Print the entire listing below word for word, excluding its pictures.

============================================================

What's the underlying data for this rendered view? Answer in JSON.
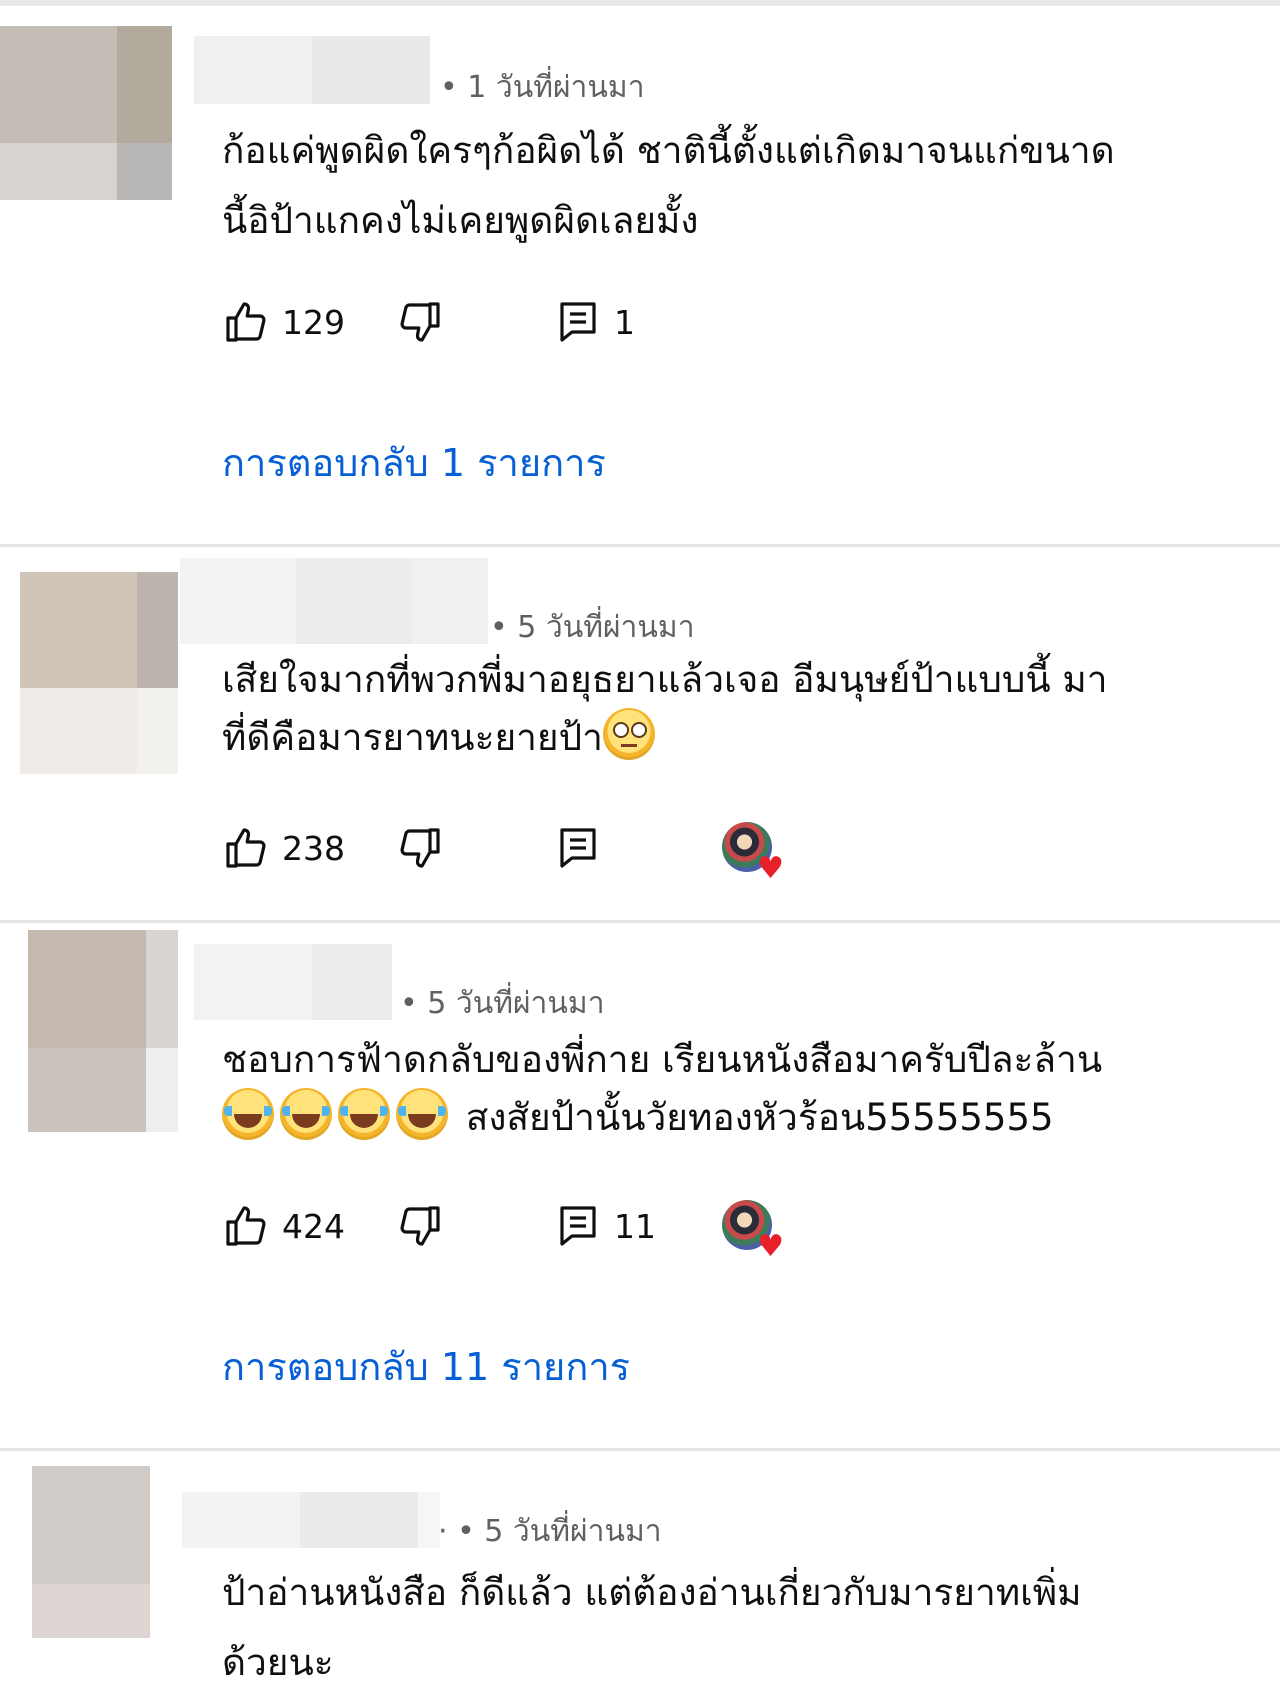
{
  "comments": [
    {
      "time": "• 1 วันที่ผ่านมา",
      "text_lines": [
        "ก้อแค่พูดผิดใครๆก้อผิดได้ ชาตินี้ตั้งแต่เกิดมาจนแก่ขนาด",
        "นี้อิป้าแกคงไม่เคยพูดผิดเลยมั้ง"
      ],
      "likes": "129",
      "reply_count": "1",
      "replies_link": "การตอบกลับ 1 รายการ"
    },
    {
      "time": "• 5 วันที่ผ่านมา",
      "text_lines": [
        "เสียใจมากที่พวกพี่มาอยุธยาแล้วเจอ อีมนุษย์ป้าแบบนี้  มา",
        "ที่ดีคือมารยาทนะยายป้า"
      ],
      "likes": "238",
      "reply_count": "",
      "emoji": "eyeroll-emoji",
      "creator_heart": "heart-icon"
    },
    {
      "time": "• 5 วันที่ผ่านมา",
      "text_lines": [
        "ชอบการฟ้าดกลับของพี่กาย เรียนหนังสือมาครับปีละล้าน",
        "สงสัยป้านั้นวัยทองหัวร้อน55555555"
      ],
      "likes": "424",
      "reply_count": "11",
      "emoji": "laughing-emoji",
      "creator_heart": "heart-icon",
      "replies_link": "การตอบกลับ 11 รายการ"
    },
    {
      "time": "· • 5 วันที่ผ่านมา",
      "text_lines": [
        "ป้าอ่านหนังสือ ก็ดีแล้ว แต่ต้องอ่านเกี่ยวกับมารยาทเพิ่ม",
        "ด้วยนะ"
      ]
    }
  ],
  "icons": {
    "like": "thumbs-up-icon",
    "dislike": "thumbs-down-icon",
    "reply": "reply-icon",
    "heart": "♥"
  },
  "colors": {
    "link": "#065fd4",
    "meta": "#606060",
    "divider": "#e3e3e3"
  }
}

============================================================

Response below >>
What's the underlying data for this rendered view? Answer in JSON.
{
  "comments": [
    {
      "time": "• 1 วันที่ผ่านมา",
      "text_lines": [
        "ก้อแค่พูดผิดใครๆก้อผิดได้ ชาตินี้ตั้งแต่เกิดมาจนแก่ขนาด",
        "นี้อิป้าแกคงไม่เคยพูดผิดเลยมั้ง"
      ],
      "likes": "129",
      "reply_count": "1",
      "replies_link": "การตอบกลับ 1 รายการ"
    },
    {
      "time": "• 5 วันที่ผ่านมา",
      "text_lines": [
        "เสียใจมากที่พวกพี่มาอยุธยาแล้วเจอ อีมนุษย์ป้าแบบนี้  มา",
        "ที่ดีคือมารยาทนะยายป้า"
      ],
      "likes": "238",
      "reply_count": "",
      "emoji": "eyeroll-emoji",
      "creator_heart": "heart-icon"
    },
    {
      "time": "• 5 วันที่ผ่านมา",
      "text_lines": [
        "ชอบการฟ้าดกลับของพี่กาย เรียนหนังสือมาครับปีละล้าน",
        "สงสัยป้านั้นวัยทองหัวร้อน55555555"
      ],
      "likes": "424",
      "reply_count": "11",
      "emoji": "laughing-emoji",
      "creator_heart": "heart-icon",
      "replies_link": "การตอบกลับ 11 รายการ"
    },
    {
      "time": "· • 5 วันที่ผ่านมา",
      "text_lines": [
        "ป้าอ่านหนังสือ ก็ดีแล้ว แต่ต้องอ่านเกี่ยวกับมารยาทเพิ่ม",
        "ด้วยนะ"
      ]
    }
  ],
  "icons": {
    "like": "thumbs-up-icon",
    "dislike": "thumbs-down-icon",
    "reply": "reply-icon",
    "heart": "♥"
  },
  "colors": {
    "link": "#065fd4",
    "meta": "#606060",
    "divider": "#e3e3e3"
  }
}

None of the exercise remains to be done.